In Year 10 standard maths students are expected to master basic trigonometry and understand Pythagoras' theorem. Today we'll dive into the practical side of Pythagorean calculations, exploring example questions and…
Pythagoras’ Theorem states: In a right-angled triangle, the square of the length of the hypotenuse is equal to the sum of the squares of the lengths of the other two sides.
This mathematical gem can be expressed as:
|a2 + b2 = c2
Here, c represents the length of the hypotenuse, while a and b denote the lengths of the other two sides. If you are not sure which is the hypotenuse, check out our other blog post about an introduction to Trigonometry

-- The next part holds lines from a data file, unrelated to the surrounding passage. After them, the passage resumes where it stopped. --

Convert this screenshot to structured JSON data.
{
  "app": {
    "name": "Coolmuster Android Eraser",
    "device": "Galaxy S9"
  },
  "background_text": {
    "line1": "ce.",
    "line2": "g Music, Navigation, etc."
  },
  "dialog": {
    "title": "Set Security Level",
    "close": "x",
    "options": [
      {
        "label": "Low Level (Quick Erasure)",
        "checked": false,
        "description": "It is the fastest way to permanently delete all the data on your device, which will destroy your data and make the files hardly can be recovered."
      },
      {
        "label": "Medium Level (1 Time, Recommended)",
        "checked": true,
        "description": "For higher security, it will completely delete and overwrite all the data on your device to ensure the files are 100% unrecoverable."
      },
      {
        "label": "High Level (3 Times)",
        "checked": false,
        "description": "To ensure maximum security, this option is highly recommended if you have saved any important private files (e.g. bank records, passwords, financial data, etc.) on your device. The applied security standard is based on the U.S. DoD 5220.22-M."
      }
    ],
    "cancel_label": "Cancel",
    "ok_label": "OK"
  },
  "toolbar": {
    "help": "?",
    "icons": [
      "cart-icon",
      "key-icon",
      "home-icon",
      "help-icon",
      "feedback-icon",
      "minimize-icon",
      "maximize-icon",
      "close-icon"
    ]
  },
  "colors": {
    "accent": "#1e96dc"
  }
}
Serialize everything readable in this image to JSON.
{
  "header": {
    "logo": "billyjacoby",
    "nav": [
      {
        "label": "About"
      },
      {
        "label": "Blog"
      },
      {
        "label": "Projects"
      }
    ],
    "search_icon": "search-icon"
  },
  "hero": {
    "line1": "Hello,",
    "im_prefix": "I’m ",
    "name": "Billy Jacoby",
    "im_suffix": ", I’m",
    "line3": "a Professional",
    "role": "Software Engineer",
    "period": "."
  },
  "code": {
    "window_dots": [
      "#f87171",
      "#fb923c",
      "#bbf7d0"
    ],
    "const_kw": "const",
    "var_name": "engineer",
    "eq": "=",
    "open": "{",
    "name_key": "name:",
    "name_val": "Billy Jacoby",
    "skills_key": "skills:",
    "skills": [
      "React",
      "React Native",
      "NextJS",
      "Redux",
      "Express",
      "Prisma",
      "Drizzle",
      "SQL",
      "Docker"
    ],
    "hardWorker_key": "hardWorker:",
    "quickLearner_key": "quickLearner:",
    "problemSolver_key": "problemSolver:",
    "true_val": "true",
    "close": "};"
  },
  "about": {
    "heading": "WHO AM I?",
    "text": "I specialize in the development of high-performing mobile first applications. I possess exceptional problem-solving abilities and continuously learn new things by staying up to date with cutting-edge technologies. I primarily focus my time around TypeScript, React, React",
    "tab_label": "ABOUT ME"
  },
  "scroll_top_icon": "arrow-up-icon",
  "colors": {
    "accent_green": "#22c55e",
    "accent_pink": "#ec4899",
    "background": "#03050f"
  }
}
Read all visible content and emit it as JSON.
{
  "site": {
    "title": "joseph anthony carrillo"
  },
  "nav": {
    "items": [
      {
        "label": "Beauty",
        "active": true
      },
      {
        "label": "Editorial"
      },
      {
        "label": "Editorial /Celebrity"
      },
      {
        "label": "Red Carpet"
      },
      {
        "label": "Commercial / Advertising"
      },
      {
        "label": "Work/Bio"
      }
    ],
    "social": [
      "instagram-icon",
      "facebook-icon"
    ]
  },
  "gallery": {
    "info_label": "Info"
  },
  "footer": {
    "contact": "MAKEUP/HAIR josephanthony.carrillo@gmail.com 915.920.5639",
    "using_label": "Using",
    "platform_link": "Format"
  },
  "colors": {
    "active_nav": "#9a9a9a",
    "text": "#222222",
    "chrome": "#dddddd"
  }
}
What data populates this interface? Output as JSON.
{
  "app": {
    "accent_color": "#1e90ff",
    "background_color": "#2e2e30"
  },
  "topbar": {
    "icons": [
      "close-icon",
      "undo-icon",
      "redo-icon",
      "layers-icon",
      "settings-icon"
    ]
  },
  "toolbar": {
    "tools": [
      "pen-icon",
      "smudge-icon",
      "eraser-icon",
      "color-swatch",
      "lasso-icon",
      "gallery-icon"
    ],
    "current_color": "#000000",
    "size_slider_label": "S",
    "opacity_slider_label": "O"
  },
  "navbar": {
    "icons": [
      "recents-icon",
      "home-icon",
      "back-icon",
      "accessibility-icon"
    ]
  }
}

It is important to note that this is only for right angle triangles. It can also be written as:
c2 = a2 + b2
which is the same as:
c2 – a2 = b2
c2 – b2 = a2
Visualising and Understanding the Theorem:
Pythagoras’ theorem is talking about the square of each side (the length times it’s self).
Playing with square cut outs can help you better understand this theorem and test it for yourself.
Here you can see squares that have the same side length as the sides of a right angle triangle. We have coloured the square of the hypotenuse in red.
When we compare their size, we can see what Pythagoras was saying. The square of the length of the hypotenuse (in red) is equal to the sum of the squares of the lengths of the other two sides.
You may want to experiment with this for yourself to test it in detail, but hopefully with the illustration above you can see that it is true, the red square is equal in sizes to the two blue squares combined.
Understanding this will help you avoid a common pitiful of adding the length of the two sides which dose NOT equal the length of the hypotenuse. We can see that in the illustration below:
The Origin Story:
Pythagoras’ Theorem owes its name to the ancient Greek mathematician and philosopher Pythagoras, who lived around 570–495 BCE. Born on the island of Samos, Pythagoras founded a school in Croton, Italy, where he and his followers explored the profound connections between numbers and shapes.
- Construction and Architecture:
- Builders and architects employ Pythagoras’ Theorem to ensure precise measurements in construction, ensuring the stability and accuracy of structures.
- Nautical navigation relies on the theorem for determining distances and coordinates, enabling sailors to chart accurate courses.
- The theorem is integral to physics, aiding in calculations related to force vectors and motion.
- Engineers use the theorem in designing electronic circuits, antennas, and other technological applications.
Applying Pythagoras’ Theorem:
We can use this theorem to find the length of a side of a triangle, or things that make a right angle triangle shape (such as the height of a building on flat ground). In our next blog posts we will show you step by step Instructions for how to apply Pythagoras’ theroem as well as example questions of how to apply this theorem, with answers and explanations.
Need More Help?
Master Coaching offers one on one and small group tutoring for year 10 maths. We are located in Hurstville Sydney, and also offer online tutoring to students across NSW. We offer one free trial class per family. Get in contact with us to find out more.